── Dataset content

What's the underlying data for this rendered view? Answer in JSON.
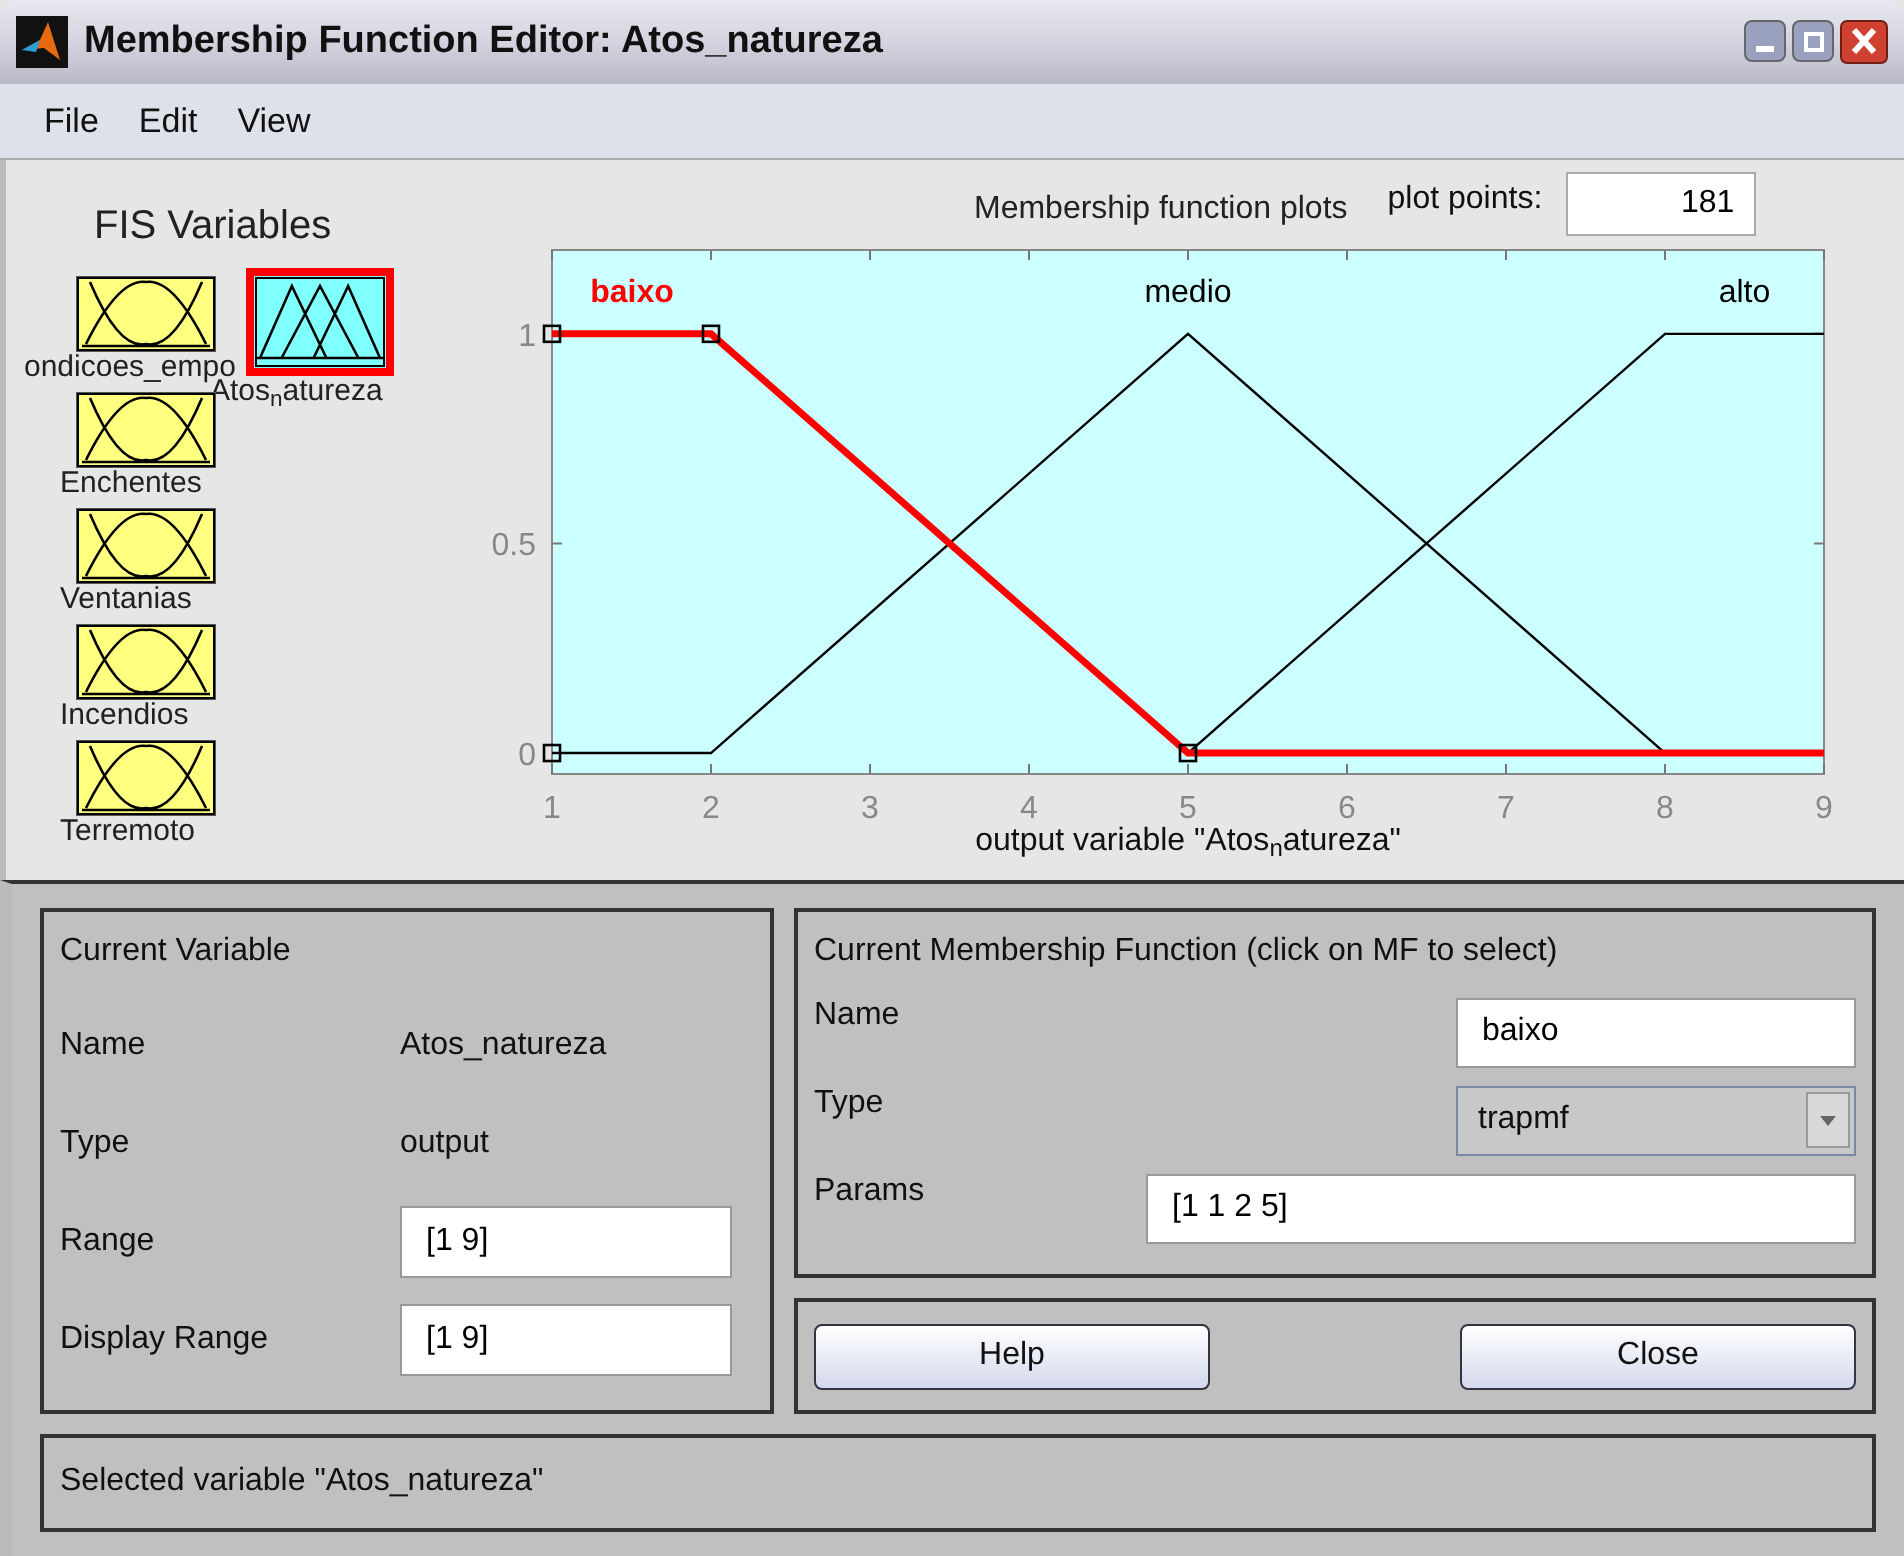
{
  "window": {
    "title": "Membership Function Editor: Atos_natureza"
  },
  "menu": [
    "File",
    "Edit",
    "View"
  ],
  "fis_variables": {
    "title": "FIS Variables",
    "items": [
      {
        "label": "ondicoes_empo",
        "kind": "input",
        "selected": false
      },
      {
        "label": "Atos$_{n}$atureza",
        "kind": "output",
        "selected": true
      },
      {
        "label": "Enchentes",
        "kind": "input",
        "selected": false
      },
      {
        "label": "Ventanias",
        "kind": "input",
        "selected": false
      },
      {
        "label": "Incendios",
        "kind": "input",
        "selected": false
      },
      {
        "label": "Terremoto",
        "kind": "input",
        "selected": false
      }
    ]
  },
  "plot": {
    "title": "Membership function plots",
    "plot_points_label": "plot points:",
    "plot_points": "181",
    "chart_data": {
      "type": "line",
      "xlabel": "output variable \"Atos$_{n}$atureza\"",
      "x": [
        1,
        2,
        5,
        8,
        9
      ],
      "xlim": [
        1,
        9
      ],
      "ylim": [
        -0.05,
        1.2
      ],
      "xticks": [
        1,
        2,
        3,
        4,
        5,
        6,
        7,
        8,
        9
      ],
      "yticks": [
        0,
        0.5,
        1
      ],
      "series": [
        {
          "name": "baixo",
          "color": "#ff0000",
          "values": [
            1,
            1,
            0,
            0,
            0
          ]
        },
        {
          "name": "medio",
          "color": "#000000",
          "values": [
            0,
            0,
            1,
            0,
            null
          ]
        },
        {
          "name": "alto",
          "color": "#000000",
          "values": [
            null,
            null,
            0,
            1,
            1
          ]
        }
      ]
    },
    "curves": [
      {
        "selected": true
      },
      {
        "selected": false
      },
      {
        "selected": false
      }
    ]
  },
  "current_variable": {
    "title": "Current Variable",
    "rows": [
      {
        "label": "Name",
        "value": "Atos_natureza",
        "kind": "text"
      },
      {
        "label": "Type",
        "value": "output",
        "kind": "text"
      },
      {
        "label": "Range",
        "value": "[1 9]",
        "kind": "field"
      },
      {
        "label": "Display Range",
        "value": "[1 9]",
        "kind": "field"
      }
    ]
  },
  "current_mf": {
    "title": "Current Membership Function (click on MF to select)",
    "rows": [
      {
        "label": "Name",
        "value": "baixo",
        "kind": "field"
      },
      {
        "label": "Type",
        "value": "trapmf",
        "kind": "dropdown"
      },
      {
        "label": "Params",
        "value": "[1 1 2 5]",
        "kind": "wide_field"
      }
    ]
  },
  "buttons": [
    "Help",
    "Close"
  ],
  "status": "Selected variable \"Atos_natureza\""
}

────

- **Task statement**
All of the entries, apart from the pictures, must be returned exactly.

- **Response to the exercise**
What's the underlying data for this rendered view? Answer in JSON.
{
  "window": {
    "title": "Membership Function Editor: Atos_natureza"
  },
  "menu": [
    "File",
    "Edit",
    "View"
  ],
  "fis_variables": {
    "title": "FIS Variables",
    "items": [
      {
        "label": "ondicoes_empo",
        "kind": "input",
        "selected": false
      },
      {
        "label": "Atos$_{n}$atureza",
        "kind": "output",
        "selected": true
      },
      {
        "label": "Enchentes",
        "kind": "input",
        "selected": false
      },
      {
        "label": "Ventanias",
        "kind": "input",
        "selected": false
      },
      {
        "label": "Incendios",
        "kind": "input",
        "selected": false
      },
      {
        "label": "Terremoto",
        "kind": "input",
        "selected": false
      }
    ]
  },
  "plot": {
    "title": "Membership function plots",
    "plot_points_label": "plot points:",
    "plot_points": "181",
    "chart_data": {
      "type": "line",
      "xlabel": "output variable \"Atos$_{n}$atureza\"",
      "x": [
        1,
        2,
        5,
        8,
        9
      ],
      "xlim": [
        1,
        9
      ],
      "ylim": [
        -0.05,
        1.2
      ],
      "xticks": [
        1,
        2,
        3,
        4,
        5,
        6,
        7,
        8,
        9
      ],
      "yticks": [
        0,
        0.5,
        1
      ],
      "series": [
        {
          "name": "baixo",
          "color": "#ff0000",
          "values": [
            1,
            1,
            0,
            0,
            0
          ]
        },
        {
          "name": "medio",
          "color": "#000000",
          "values": [
            0,
            0,
            1,
            0,
            null
          ]
        },
        {
          "name": "alto",
          "color": "#000000",
          "values": [
            null,
            null,
            0,
            1,
            1
          ]
        }
      ]
    },
    "curves": [
      {
        "selected": true
      },
      {
        "selected": false
      },
      {
        "selected": false
      }
    ]
  },
  "current_variable": {
    "title": "Current Variable",
    "rows": [
      {
        "label": "Name",
        "value": "Atos_natureza",
        "kind": "text"
      },
      {
        "label": "Type",
        "value": "output",
        "kind": "text"
      },
      {
        "label": "Range",
        "value": "[1 9]",
        "kind": "field"
      },
      {
        "label": "Display Range",
        "value": "[1 9]",
        "kind": "field"
      }
    ]
  },
  "current_mf": {
    "title": "Current Membership Function (click on MF to select)",
    "rows": [
      {
        "label": "Name",
        "value": "baixo",
        "kind": "field"
      },
      {
        "label": "Type",
        "value": "trapmf",
        "kind": "dropdown"
      },
      {
        "label": "Params",
        "value": "[1 1 2 5]",
        "kind": "wide_field"
      }
    ]
  },
  "buttons": [
    "Help",
    "Close"
  ],
  "status": "Selected variable \"Atos_natureza\""
}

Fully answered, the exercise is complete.